→ Aim of the exercise
The answer should consist of every record, reproduced exactly.

→ Data extract
______________________________
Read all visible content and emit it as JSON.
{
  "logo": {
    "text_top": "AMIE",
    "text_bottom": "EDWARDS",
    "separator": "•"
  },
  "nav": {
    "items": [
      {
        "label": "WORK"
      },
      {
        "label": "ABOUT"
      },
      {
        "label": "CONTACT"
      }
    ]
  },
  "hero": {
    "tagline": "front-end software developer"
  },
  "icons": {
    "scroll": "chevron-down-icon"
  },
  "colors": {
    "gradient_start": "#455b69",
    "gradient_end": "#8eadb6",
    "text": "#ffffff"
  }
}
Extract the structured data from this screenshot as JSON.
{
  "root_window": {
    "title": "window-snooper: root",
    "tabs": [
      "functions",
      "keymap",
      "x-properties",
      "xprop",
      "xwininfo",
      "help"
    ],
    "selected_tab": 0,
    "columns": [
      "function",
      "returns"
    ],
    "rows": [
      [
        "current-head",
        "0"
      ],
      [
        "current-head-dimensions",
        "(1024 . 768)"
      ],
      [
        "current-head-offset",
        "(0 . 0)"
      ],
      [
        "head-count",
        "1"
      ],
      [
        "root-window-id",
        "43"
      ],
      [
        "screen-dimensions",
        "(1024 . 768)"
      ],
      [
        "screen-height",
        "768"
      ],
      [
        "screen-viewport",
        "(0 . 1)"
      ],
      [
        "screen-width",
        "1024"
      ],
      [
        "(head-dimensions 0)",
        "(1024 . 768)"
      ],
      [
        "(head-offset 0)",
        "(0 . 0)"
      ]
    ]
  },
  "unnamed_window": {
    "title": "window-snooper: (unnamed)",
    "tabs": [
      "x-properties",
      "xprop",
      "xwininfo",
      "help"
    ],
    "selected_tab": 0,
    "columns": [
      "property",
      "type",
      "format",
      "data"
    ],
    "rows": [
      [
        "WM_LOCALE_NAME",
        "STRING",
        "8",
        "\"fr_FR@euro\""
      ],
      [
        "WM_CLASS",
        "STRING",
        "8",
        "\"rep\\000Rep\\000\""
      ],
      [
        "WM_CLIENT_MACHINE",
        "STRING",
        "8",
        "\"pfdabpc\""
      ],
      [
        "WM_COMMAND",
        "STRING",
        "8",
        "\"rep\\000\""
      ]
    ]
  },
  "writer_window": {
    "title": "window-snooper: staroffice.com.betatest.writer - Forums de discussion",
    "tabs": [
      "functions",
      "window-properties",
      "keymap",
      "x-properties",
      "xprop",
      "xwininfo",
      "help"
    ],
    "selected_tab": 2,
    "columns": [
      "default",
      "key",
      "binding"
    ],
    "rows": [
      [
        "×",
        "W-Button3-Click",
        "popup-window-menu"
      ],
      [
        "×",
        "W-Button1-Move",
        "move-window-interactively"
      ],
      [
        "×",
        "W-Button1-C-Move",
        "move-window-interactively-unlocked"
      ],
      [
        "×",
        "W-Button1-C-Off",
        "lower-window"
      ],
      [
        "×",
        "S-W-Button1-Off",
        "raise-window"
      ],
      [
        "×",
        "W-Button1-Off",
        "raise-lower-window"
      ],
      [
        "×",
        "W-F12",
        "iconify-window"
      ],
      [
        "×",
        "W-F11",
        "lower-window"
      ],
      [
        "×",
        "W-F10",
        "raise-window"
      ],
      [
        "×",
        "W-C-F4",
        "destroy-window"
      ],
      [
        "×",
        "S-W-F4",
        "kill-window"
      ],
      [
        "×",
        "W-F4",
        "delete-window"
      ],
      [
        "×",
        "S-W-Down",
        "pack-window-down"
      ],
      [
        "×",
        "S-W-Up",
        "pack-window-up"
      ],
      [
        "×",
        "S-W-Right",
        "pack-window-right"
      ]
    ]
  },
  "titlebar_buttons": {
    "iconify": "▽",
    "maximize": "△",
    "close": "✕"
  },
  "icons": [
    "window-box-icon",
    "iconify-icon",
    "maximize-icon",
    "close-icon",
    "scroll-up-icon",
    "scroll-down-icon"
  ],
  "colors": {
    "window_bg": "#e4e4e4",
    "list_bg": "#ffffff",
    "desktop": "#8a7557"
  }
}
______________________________
→ Task output
Read all visible content and emit it as JSON.
{
  "logo": {
    "text_top": "AMIE",
    "text_bottom": "EDWARDS",
    "separator": "•"
  },
  "nav": {
    "items": [
      {
        "label": "WORK"
      },
      {
        "label": "ABOUT"
      },
      {
        "label": "CONTACT"
      }
    ]
  },
  "hero": {
    "tagline": "front-end software developer"
  },
  "icons": {
    "scroll": "chevron-down-icon"
  },
  "colors": {
    "gradient_start": "#455b69",
    "gradient_end": "#8eadb6",
    "text": "#ffffff"
  }
}
Extract the structured data from this screenshot as JSON.
{
  "root_window": {
    "title": "window-snooper: root",
    "tabs": [
      "functions",
      "keymap",
      "x-properties",
      "xprop",
      "xwininfo",
      "help"
    ],
    "selected_tab": 0,
    "columns": [
      "function",
      "returns"
    ],
    "rows": [
      [
        "current-head",
        "0"
      ],
      [
        "current-head-dimensions",
        "(1024 . 768)"
      ],
      [
        "current-head-offset",
        "(0 . 0)"
      ],
      [
        "head-count",
        "1"
      ],
      [
        "root-window-id",
        "43"
      ],
      [
        "screen-dimensions",
        "(1024 . 768)"
      ],
      [
        "screen-height",
        "768"
      ],
      [
        "screen-viewport",
        "(0 . 1)"
      ],
      [
        "screen-width",
        "1024"
      ],
      [
        "(head-dimensions 0)",
        "(1024 . 768)"
      ],
      [
        "(head-offset 0)",
        "(0 . 0)"
      ]
    ]
  },
  "unnamed_window": {
    "title": "window-snooper: (unnamed)",
    "tabs": [
      "x-properties",
      "xprop",
      "xwininfo",
      "help"
    ],
    "selected_tab": 0,
    "columns": [
      "property",
      "type",
      "format",
      "data"
    ],
    "rows": [
      [
        "WM_LOCALE_NAME",
        "STRING",
        "8",
        "\"fr_FR@euro\""
      ],
      [
        "WM_CLASS",
        "STRING",
        "8",
        "\"rep\\000Rep\\000\""
      ],
      [
        "WM_CLIENT_MACHINE",
        "STRING",
        "8",
        "\"pfdabpc\""
      ],
      [
        "WM_COMMAND",
        "STRING",
        "8",
        "\"rep\\000\""
      ]
    ]
  },
  "writer_window": {
    "title": "window-snooper: staroffice.com.betatest.writer - Forums de discussion",
    "tabs": [
      "functions",
      "window-properties",
      "keymap",
      "x-properties",
      "xprop",
      "xwininfo",
      "help"
    ],
    "selected_tab": 2,
    "columns": [
      "default",
      "key",
      "binding"
    ],
    "rows": [
      [
        "×",
        "W-Button3-Click",
        "popup-window-menu"
      ],
      [
        "×",
        "W-Button1-Move",
        "move-window-interactively"
      ],
      [
        "×",
        "W-Button1-C-Move",
        "move-window-interactively-unlocked"
      ],
      [
        "×",
        "W-Button1-C-Off",
        "lower-window"
      ],
      [
        "×",
        "S-W-Button1-Off",
        "raise-window"
      ],
      [
        "×",
        "W-Button1-Off",
        "raise-lower-window"
      ],
      [
        "×",
        "W-F12",
        "iconify-window"
      ],
      [
        "×",
        "W-F11",
        "lower-window"
      ],
      [
        "×",
        "W-F10",
        "raise-window"
      ],
      [
        "×",
        "W-C-F4",
        "destroy-window"
      ],
      [
        "×",
        "S-W-F4",
        "kill-window"
      ],
      [
        "×",
        "W-F4",
        "delete-window"
      ],
      [
        "×",
        "S-W-Down",
        "pack-window-down"
      ],
      [
        "×",
        "S-W-Up",
        "pack-window-up"
      ],
      [
        "×",
        "S-W-Right",
        "pack-window-right"
      ]
    ]
  },
  "titlebar_buttons": {
    "iconify": "▽",
    "maximize": "△",
    "close": "✕"
  },
  "icons": [
    "window-box-icon",
    "iconify-icon",
    "maximize-icon",
    "close-icon",
    "scroll-up-icon",
    "scroll-down-icon"
  ],
  "colors": {
    "window_bg": "#e4e4e4",
    "list_bg": "#ffffff",
    "desktop": "#8a7557"
  }
}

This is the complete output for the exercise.